• What you have to do:
What lines of the data below hold the string "index"? Copy each one.

Excerpts from a dataset:
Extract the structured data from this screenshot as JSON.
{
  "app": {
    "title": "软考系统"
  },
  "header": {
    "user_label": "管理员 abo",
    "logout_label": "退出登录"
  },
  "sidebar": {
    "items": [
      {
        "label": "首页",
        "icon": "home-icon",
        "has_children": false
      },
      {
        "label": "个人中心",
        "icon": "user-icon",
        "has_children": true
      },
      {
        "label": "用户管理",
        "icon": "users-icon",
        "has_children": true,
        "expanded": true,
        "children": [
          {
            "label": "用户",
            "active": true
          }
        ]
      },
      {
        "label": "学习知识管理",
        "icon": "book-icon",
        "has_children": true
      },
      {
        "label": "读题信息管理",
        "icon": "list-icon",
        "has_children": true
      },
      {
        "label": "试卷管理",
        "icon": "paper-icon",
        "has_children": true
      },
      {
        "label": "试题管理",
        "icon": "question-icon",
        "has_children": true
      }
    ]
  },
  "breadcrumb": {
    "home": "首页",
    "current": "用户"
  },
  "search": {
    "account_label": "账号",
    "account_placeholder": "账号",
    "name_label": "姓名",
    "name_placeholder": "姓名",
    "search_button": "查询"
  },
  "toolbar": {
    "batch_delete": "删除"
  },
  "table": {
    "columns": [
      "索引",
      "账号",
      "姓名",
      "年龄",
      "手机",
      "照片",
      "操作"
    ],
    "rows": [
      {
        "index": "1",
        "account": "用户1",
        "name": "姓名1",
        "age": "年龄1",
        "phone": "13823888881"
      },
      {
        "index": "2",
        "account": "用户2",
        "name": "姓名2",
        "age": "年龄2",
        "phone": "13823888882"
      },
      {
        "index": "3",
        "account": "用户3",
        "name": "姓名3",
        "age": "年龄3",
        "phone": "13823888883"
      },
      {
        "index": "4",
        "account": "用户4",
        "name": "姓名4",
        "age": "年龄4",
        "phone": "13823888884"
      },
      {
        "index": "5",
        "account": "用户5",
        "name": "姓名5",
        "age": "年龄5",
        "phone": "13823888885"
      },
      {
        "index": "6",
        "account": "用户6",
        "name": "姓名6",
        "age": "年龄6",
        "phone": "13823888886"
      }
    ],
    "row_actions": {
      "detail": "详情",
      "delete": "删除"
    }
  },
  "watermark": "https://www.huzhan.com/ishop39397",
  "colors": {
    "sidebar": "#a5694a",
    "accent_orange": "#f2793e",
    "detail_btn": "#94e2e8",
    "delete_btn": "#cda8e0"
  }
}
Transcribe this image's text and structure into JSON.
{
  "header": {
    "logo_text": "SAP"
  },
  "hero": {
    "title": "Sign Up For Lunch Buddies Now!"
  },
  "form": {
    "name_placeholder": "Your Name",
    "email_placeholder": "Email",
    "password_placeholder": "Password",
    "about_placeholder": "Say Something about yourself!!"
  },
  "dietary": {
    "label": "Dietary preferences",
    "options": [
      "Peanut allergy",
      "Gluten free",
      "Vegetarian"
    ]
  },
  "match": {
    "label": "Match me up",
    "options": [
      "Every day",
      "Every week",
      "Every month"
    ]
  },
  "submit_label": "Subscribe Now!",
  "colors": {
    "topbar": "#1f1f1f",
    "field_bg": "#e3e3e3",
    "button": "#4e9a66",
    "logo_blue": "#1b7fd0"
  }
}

• Task answer:
        "index": "1",
        "index": "2",
        "index": "3",
        "index": "4",
        "index": "5",
        "index": "6",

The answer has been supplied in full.